- Tests involving acute exposure of rats and rabbits have demonstrated quinoline to have high acute toxicity by oral or dermal exposure. (4)
- Information on the chronic effects of quinoline in humans is not available. (3)
- Liver damage has been observed in rats chronically exposed to quinoline by ingestion. (3)
- EPA has not established a Reference Concentration (RfC) or Reference Dose (RfD) for quinoline. (5)
- No information is available on the reproductive or developmental effects of quinoline in humans or animals. (3)
- No human studies are available on the carcinogenicity of quinoline. (3)
- An increased incidence of liver hemangioendotheliomas (liver vascular tumors) and other liver tumors has been observed in rats and mice orally exposed to quinoline. (3)
- EPA has classified quinoline as a Group B2, probable human carcinogen. (5)
- EPA has calculated an oral cancer slope factor of 3 (mg/kg/d)-1. (5)
- The chemical formula for quinoline is C9H7N, and it has a molecular weight of 129.15 g/mol. (7)
- Quinoline occurs as a colorless, hygroscopic liquid that darkens with age and is sparingly soluble in water but is more easily soluble in hot water. Water solubility at 25°C is 6,110 milligrams per liter (mg/L). (1,3,7)
- Quinoline has a penetrating, pungent odor. (3,7)
- The vapor pressure of quinoline is 0.0091 mm Hg at 25 °C and its log octanol/water partition coefficient (log Kow) is 2.03. (1,3)
Note: There are very few health numbers or regulatory/advisory numbers for quinoline; thus, a graph has not been prepared for this compound.
The health values cited in this factsheet were obtained in September 2001.

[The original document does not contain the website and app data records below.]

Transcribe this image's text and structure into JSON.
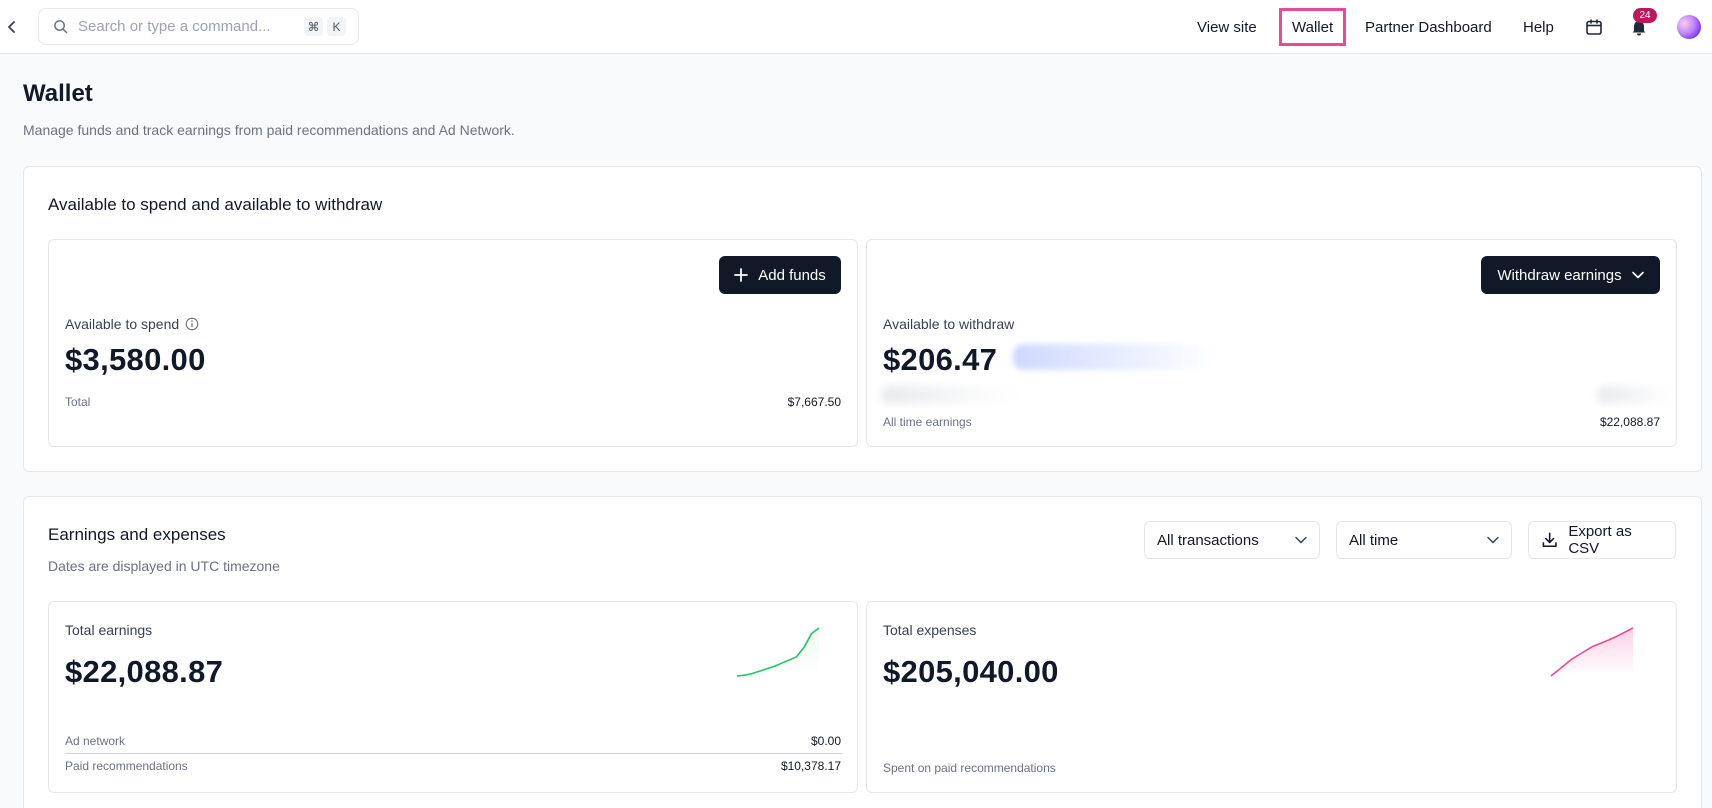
{
  "topbar": {
    "search_placeholder": "Search or type a command...",
    "shortcut_keys": [
      "⌘",
      "K"
    ],
    "nav": {
      "view_site": "View site",
      "wallet": "Wallet",
      "partner_dashboard": "Partner Dashboard",
      "help": "Help"
    },
    "notification_count": "24",
    "active_nav": "wallet",
    "active_highlight_color": "#ec4899",
    "icons": [
      "chevron-left-icon",
      "search-icon",
      "calendar-icon",
      "bell-icon"
    ]
  },
  "page": {
    "title": "Wallet",
    "subtitle": "Manage funds and track earnings from paid recommendations and Ad Network."
  },
  "balances": {
    "title": "Available to spend and available to withdraw",
    "spend": {
      "button": "Add funds",
      "label": "Available to spend",
      "amount": "$3,580.00",
      "total_label": "Total",
      "total_value": "$7,667.50"
    },
    "withdraw": {
      "button": "Withdraw earnings",
      "label": "Available to withdraw",
      "amount": "$206.47",
      "all_time_label": "All time earnings",
      "all_time_value": "$22,088.87"
    }
  },
  "earnings": {
    "title": "Earnings and expenses",
    "subtitle": "Dates are displayed in UTC timezone",
    "filter_type": "All transactions",
    "filter_range": "All time",
    "export_label": "Export as CSV",
    "total_earnings": {
      "label": "Total earnings",
      "amount": "$22,088.87",
      "rows": [
        {
          "label": "Ad network",
          "value": "$0.00"
        },
        {
          "label": "Paid recommendations",
          "value": "$10,378.17"
        }
      ],
      "spark_color": "#22c55e",
      "sparkline": [
        2,
        3,
        5,
        8,
        11,
        14,
        18,
        22,
        26,
        38,
        55,
        62
      ]
    },
    "total_expenses": {
      "label": "Total expenses",
      "amount": "$205,040.00",
      "footer": "Spent on paid recommendations",
      "spark_color": "#ec4899",
      "sparkline": [
        2,
        10,
        18,
        24,
        30,
        34,
        38,
        43,
        48
      ]
    }
  }
}
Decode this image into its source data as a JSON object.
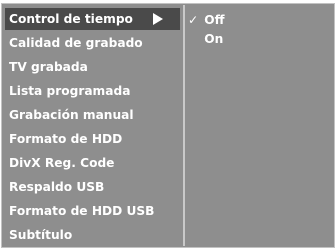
{
  "menu": {
    "items": [
      {
        "label": "Control de tiempo"
      },
      {
        "label": "Calidad de grabado"
      },
      {
        "label": "TV grabada"
      },
      {
        "label": "Lista programada"
      },
      {
        "label": "Grabación manual"
      },
      {
        "label": "Formato de HDD"
      },
      {
        "label": "DivX Reg. Code"
      },
      {
        "label": "Respaldo USB"
      },
      {
        "label": "Formato de HDD USB"
      },
      {
        "label": "Subtítulo"
      }
    ],
    "selected_item": "Control de tiempo",
    "submenu_arrow_icon": "triangle-right-icon"
  },
  "submenu": {
    "options": [
      {
        "label": "Off",
        "check": "✓",
        "checked": true
      },
      {
        "label": "On",
        "check": "",
        "checked": false
      }
    ],
    "check_icon": "checkmark-icon"
  },
  "colors": {
    "panel_background": "#8e8e8e",
    "selected_background": "#4a4a4a",
    "divider": "#c9c9c9",
    "text": "#ffffff"
  }
}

To convert concentrations in air (at 25°C) from ppm to mg/m3: mg/m3 = (ppm) × (molecular weight of the compound)/(24.45). For quinoline: 1 ppm = 5.3 mg/m3.
- U.S. Department of Health and Human Services. Hazardous Substances Data Bank (HSDB, online database). National Toxicology Information Program, National Library of Medicine, Bethesda, MD. 1993.
- G.D. Clayton and F.E. Clayton, Eds. Patty's Industrial Hygiene and Toxicology. Volume IIA, 3rd revised ed. John Wiley & Sons, New York. 1981.
- U.S. Environmental Protection Agency. Health and Environmental Effects Profile for Quinoline. EPA/600/x-85/355. Environmental Criteria and Assessment Office, Office of Health and Environmental Assessment, Office of Research and Development, Cincinnati, OH. 1985.
- U.S. Department of Health and Human Services. Registry of Toxic Effects of Chemical Substances (RTECS, online database). National Toxicology Information Program, National Library of Medicine, Bethesda, MD. 1993.
- U.S. Environmental Protection Agency. Integrated Risk Information System (IRIS). National Center for Environmental Assessment, Office of Research and Development, Washington, DC. 2001.
- U.S. Environmental Protection Agency. Health Effects Assessment Summary Tables. FY 1997 Update. Office of Research and Development, Office of Emergency and Remedial Response, Washington, DC. EPA/540/R-97-036. 1997.
- The Merck Index. An Encyclopedia of Chemicals, Drugs, and Biologicals. 11th ed. Ed. S. Budavari. Merck and Co. Inc., Rahway, NJ. 1989.